The 1997 International Franciscan Conference-Third Order Regular in Assisi, Italy, articulated a goal to promote inter-religious dialogue through companion relationships between Franciscan congregations so as to move toward global communion. It was in this context that doors opened between the USA Franciscans and the African Franciscans. The relationship since that time demonstrated a spirit of mutuality, friendship, and cross-cultural understanding that recognized the struggle of women religious to break barriers that sometimes prevent full realization of their potential for identity, mission, and utilization (stewardship) of resources.
The past 19 years have demonstrated a working model for women religious who may be seeking to establish meaningful relationships with their counterparts in the developing world.
“Leading with Prophetic Hope” was a project which provided a program schema that took this relationship to a new level of organizational growth and development.

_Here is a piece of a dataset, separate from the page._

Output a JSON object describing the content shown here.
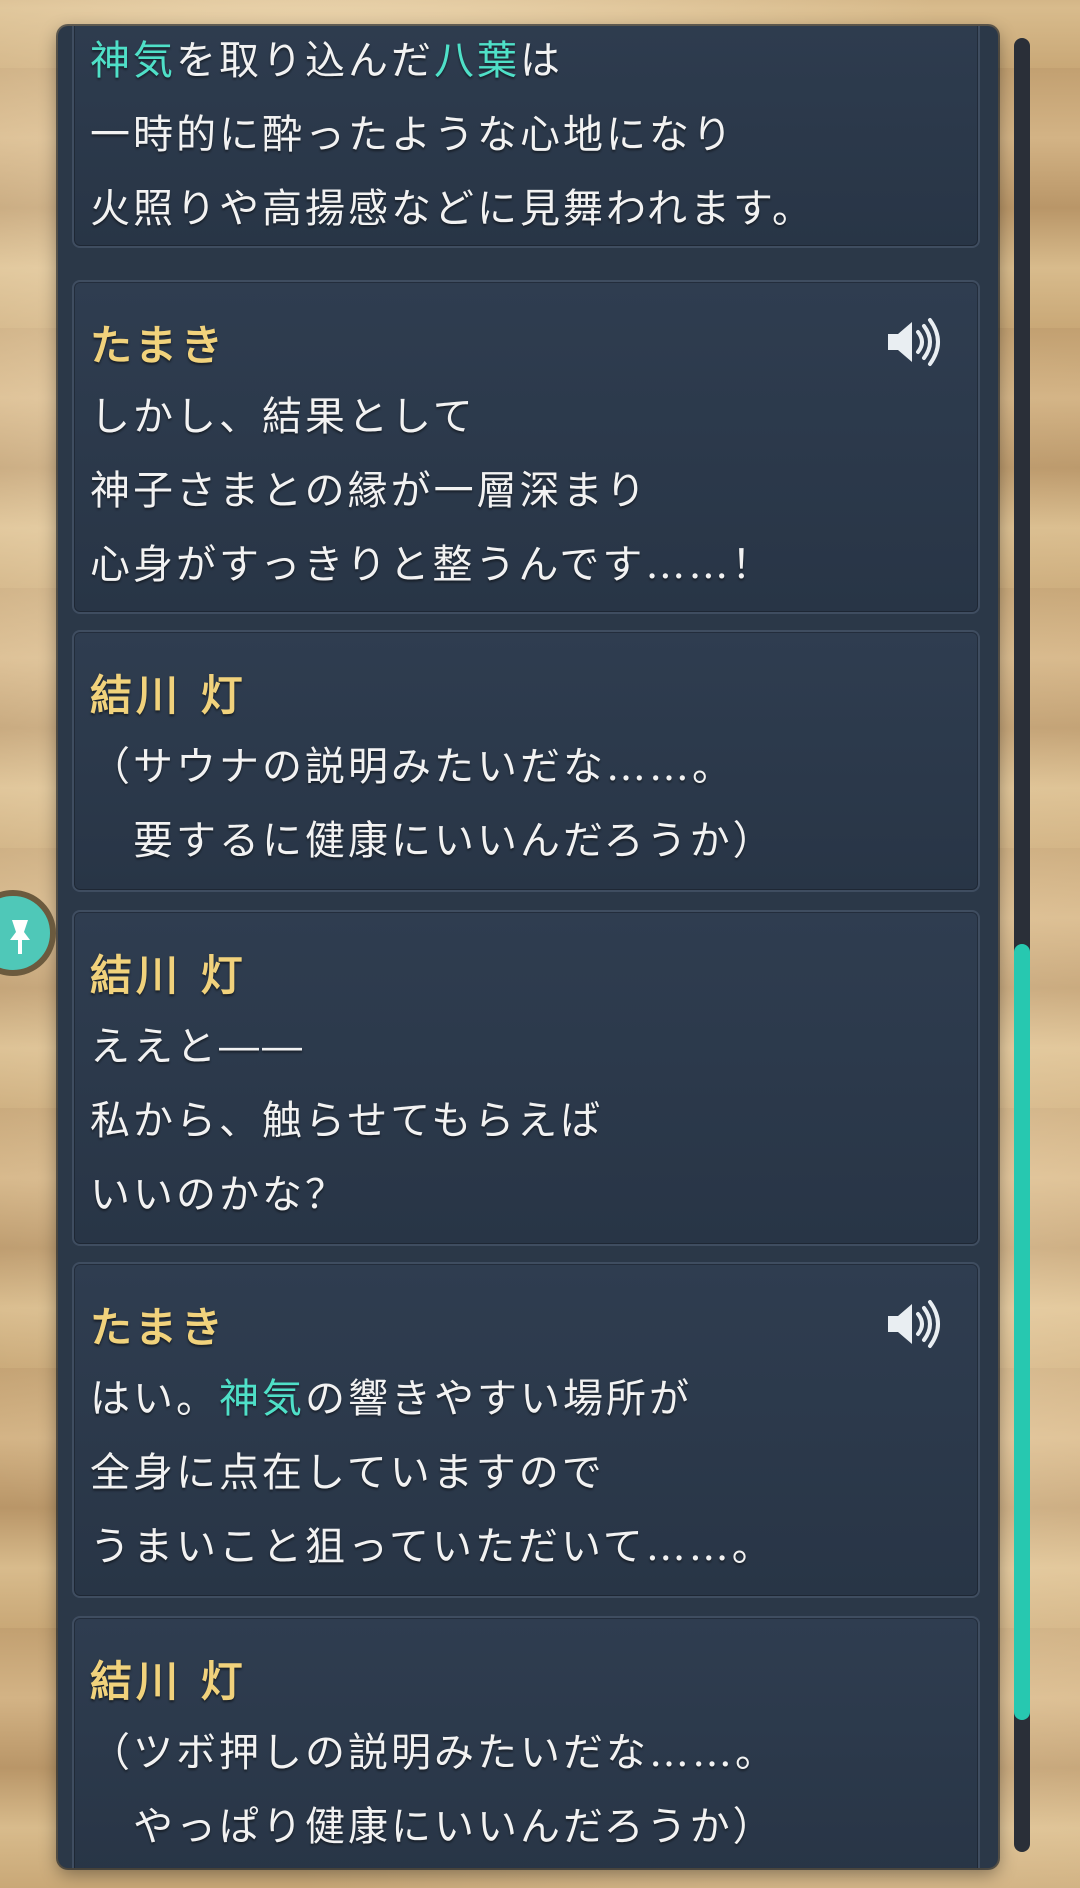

It opened up new avenues of transparency with the implementation of congregation-wide organizational awareness and accountability, capacity building through advanced educational achievement, and implementing the steps needed for the desired evolution for coming of age in the 21st century for an African-based congregation of women religious.

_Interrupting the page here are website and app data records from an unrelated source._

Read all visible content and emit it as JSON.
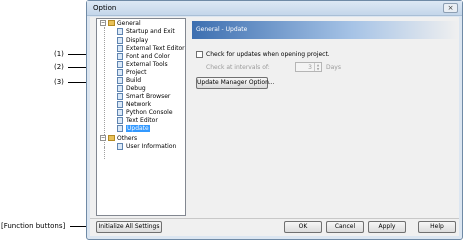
{
  "window": {
    "title": "Option",
    "close_glyph": "×"
  },
  "annotations": {
    "callout_1": "(1)",
    "callout_2": "(2)",
    "callout_3": "(3)",
    "function_buttons": "[Function buttons]"
  },
  "tree": {
    "general": {
      "label": "General",
      "items": [
        "Startup and Exit",
        "Display",
        "External Text Editor",
        "Font and Color",
        "External Tools",
        "Project",
        "Build",
        "Debug",
        "Smart Browser",
        "Network",
        "Python Console",
        "Text Editor",
        "Update"
      ],
      "selected": "Update"
    },
    "others": {
      "label": "Others",
      "items": [
        "User Information"
      ]
    },
    "expander_glyph": "−"
  },
  "page": {
    "header": "General - Update",
    "check_updates_label": "Check for updates when opening project.",
    "interval_label": "Check at intervals of:",
    "interval_value": "3",
    "interval_unit": "Days",
    "update_manager_button": "Update Manager Option..."
  },
  "footer": {
    "initialize_button": "Initialize All Settings",
    "ok_button": "OK",
    "cancel_button": "Cancel",
    "apply_button": "Apply",
    "help_button": "Help"
  }
}
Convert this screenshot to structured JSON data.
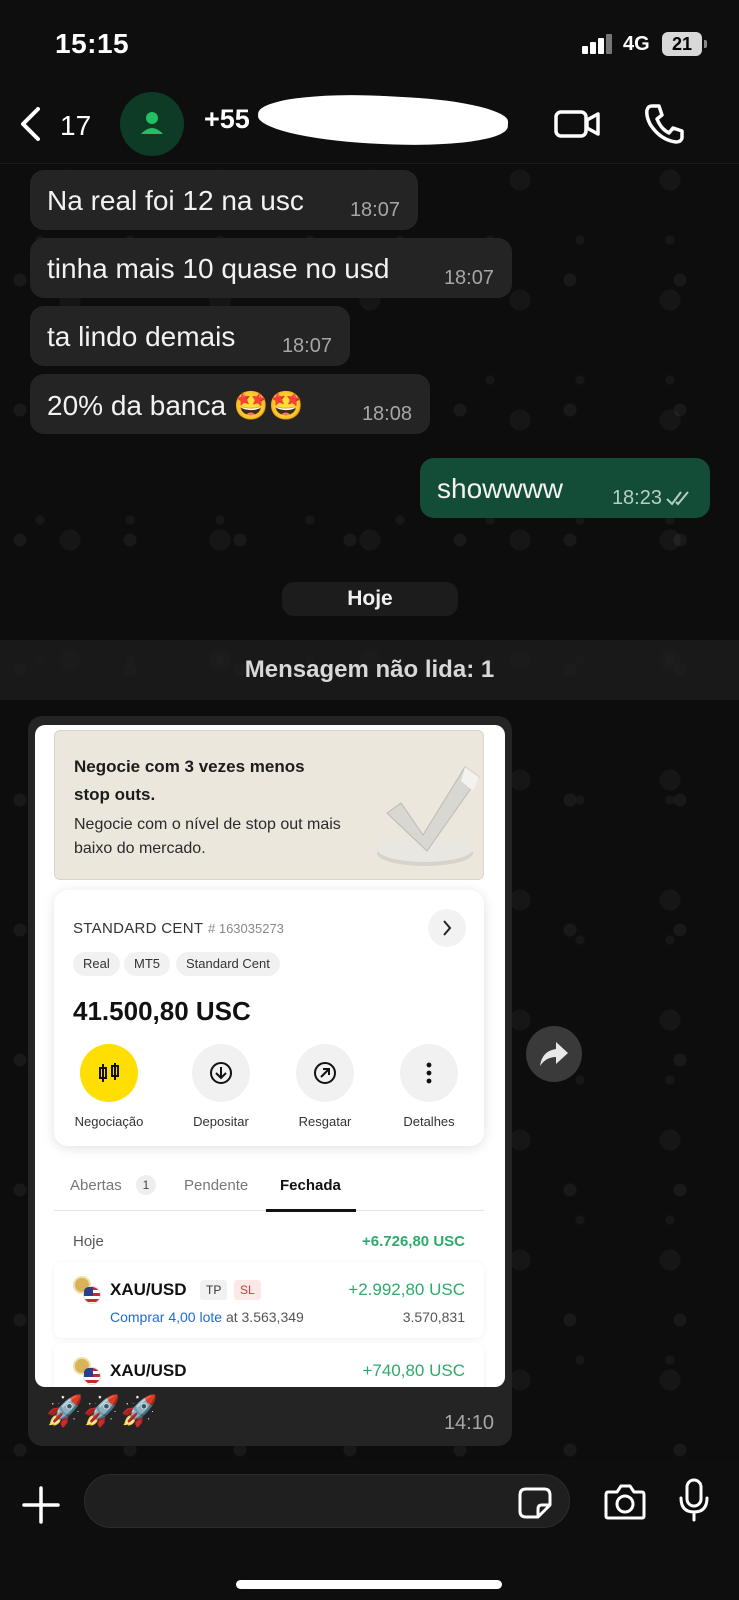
{
  "status_bar": {
    "time": "15:15",
    "network": "4G",
    "battery": "21"
  },
  "header": {
    "back_count": "17",
    "contact": "+55"
  },
  "messages": [
    {
      "text": "Na real foi 12 na usc",
      "time": "18:07"
    },
    {
      "text": "tinha mais 10 quase no usd",
      "time": "18:07"
    },
    {
      "text": "ta lindo demais",
      "time": "18:07"
    },
    {
      "text": "20% da banca 🤩🤩",
      "time": "18:08"
    }
  ],
  "sent": {
    "text": "showwww",
    "time": "18:23",
    "status": "read"
  },
  "day_separator": "Hoje",
  "unread_banner": "Mensagem não lida: 1",
  "screenshot": {
    "promo": {
      "title": "Negocie com 3 vezes menos stop outs.",
      "body": "Negocie com o nível de stop out mais baixo do mercado."
    },
    "account": {
      "name": "STANDARD CENT",
      "number": "# 163035273",
      "tags": [
        "Real",
        "MT5",
        "Standard Cent"
      ],
      "balance": "41.500,80 USC",
      "actions": [
        "Negociação",
        "Depositar",
        "Resgatar",
        "Detalhes"
      ]
    },
    "tabs": {
      "open": "Abertas",
      "open_count": "1",
      "pending": "Pendente",
      "closed": "Fechada"
    },
    "day": {
      "label": "Hoje",
      "total": "+6.726,80 USC"
    },
    "trades": [
      {
        "symbol": "XAU/USD",
        "tp": "TP",
        "sl": "SL",
        "pnl": "+2.992,80 USC",
        "side": "Comprar 4,00 lote",
        "open": "at 3.563,349",
        "close": "3.570,831"
      },
      {
        "symbol": "XAU/USD",
        "pnl": "+740,80 USC"
      }
    ]
  },
  "image_caption": "🚀🚀🚀",
  "image_time": "14:10",
  "colors": {
    "incoming": "#242424",
    "outgoing": "#144d37",
    "accent_yellow": "#ffde02",
    "profit_green": "#2eab6b"
  },
  "icons": [
    "chevron-left-icon",
    "person-icon",
    "video-icon",
    "phone-icon",
    "forward-icon",
    "plus-icon",
    "sticker-icon",
    "camera-icon",
    "mic-icon",
    "double-check-icon"
  ]
}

The primary population served by this project was the Province of the Tertiary Sisters of St. Francis (TSSF) of Cameroon with missions in 11 dioceses and four other African countries (the Central African Republic, Nigeria, Congo, and Morocco). The secondary population included the entire congregation of the Tertiary Sisters of St. Francis with its Generalate in Rome, Italy, the Brixen-Italy Province, the Hall-Austria Province, and the TSSF Region of Bolivia. Tertiary populations served were other congregations of women religious in Cameroon and all the people they serve through their ministries in Cameroon and other African countries.